## Task brief
Give the listing again in full, exactly as written.

# # #

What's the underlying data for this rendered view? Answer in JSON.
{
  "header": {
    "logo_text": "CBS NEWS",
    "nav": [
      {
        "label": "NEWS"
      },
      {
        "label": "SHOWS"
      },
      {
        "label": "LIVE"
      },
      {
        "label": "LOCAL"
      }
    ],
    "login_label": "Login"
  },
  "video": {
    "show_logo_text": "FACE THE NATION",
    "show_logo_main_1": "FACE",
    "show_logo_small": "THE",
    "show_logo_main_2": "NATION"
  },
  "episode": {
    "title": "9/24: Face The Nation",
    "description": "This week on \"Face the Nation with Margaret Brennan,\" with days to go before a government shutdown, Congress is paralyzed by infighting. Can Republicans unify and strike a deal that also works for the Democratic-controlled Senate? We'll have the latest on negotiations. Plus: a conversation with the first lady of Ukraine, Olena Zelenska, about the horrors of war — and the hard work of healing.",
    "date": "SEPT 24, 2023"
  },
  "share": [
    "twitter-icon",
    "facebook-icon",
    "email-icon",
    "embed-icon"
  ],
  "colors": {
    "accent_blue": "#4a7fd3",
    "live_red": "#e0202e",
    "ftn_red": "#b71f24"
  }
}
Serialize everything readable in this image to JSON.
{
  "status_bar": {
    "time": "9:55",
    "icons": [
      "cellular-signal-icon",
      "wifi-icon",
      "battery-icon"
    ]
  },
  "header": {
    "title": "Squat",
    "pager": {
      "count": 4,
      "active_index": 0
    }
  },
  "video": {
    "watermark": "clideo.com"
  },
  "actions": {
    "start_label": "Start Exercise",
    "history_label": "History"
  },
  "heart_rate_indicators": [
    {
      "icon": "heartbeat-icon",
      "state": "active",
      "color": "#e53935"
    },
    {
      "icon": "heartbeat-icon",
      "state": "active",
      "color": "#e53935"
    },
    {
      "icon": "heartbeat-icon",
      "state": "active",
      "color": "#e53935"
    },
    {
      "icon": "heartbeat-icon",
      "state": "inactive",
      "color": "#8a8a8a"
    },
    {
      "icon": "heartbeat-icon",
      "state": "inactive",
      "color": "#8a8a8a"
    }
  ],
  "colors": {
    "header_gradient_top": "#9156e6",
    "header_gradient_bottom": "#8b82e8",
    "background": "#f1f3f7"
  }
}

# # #

## Answer for the task
What's the underlying data for this rendered view? Answer in JSON.
{
  "header": {
    "logo_text": "CBS NEWS",
    "nav": [
      {
        "label": "NEWS"
      },
      {
        "label": "SHOWS"
      },
      {
        "label": "LIVE"
      },
      {
        "label": "LOCAL"
      }
    ],
    "login_label": "Login"
  },
  "video": {
    "show_logo_text": "FACE THE NATION",
    "show_logo_main_1": "FACE",
    "show_logo_small": "THE",
    "show_logo_main_2": "NATION"
  },
  "episode": {
    "title": "9/24: Face The Nation",
    "description": "This week on \"Face the Nation with Margaret Brennan,\" with days to go before a government shutdown, Congress is paralyzed by infighting. Can Republicans unify and strike a deal that also works for the Democratic-controlled Senate? We'll have the latest on negotiations. Plus: a conversation with the first lady of Ukraine, Olena Zelenska, about the horrors of war — and the hard work of healing.",
    "date": "SEPT 24, 2023"
  },
  "share": [
    "twitter-icon",
    "facebook-icon",
    "email-icon",
    "embed-icon"
  ],
  "colors": {
    "accent_blue": "#4a7fd3",
    "live_red": "#e0202e",
    "ftn_red": "#b71f24"
  }
}
Serialize everything readable in this image to JSON.
{
  "status_bar": {
    "time": "9:55",
    "icons": [
      "cellular-signal-icon",
      "wifi-icon",
      "battery-icon"
    ]
  },
  "header": {
    "title": "Squat",
    "pager": {
      "count": 4,
      "active_index": 0
    }
  },
  "video": {
    "watermark": "clideo.com"
  },
  "actions": {
    "start_label": "Start Exercise",
    "history_label": "History"
  },
  "heart_rate_indicators": [
    {
      "icon": "heartbeat-icon",
      "state": "active",
      "color": "#e53935"
    },
    {
      "icon": "heartbeat-icon",
      "state": "active",
      "color": "#e53935"
    },
    {
      "icon": "heartbeat-icon",
      "state": "active",
      "color": "#e53935"
    },
    {
      "icon": "heartbeat-icon",
      "state": "inactive",
      "color": "#8a8a8a"
    },
    {
      "icon": "heartbeat-icon",
      "state": "inactive",
      "color": "#8a8a8a"
    }
  ],
  "colors": {
    "header_gradient_top": "#9156e6",
    "header_gradient_bottom": "#8b82e8",
    "background": "#f1f3f7"
  }
}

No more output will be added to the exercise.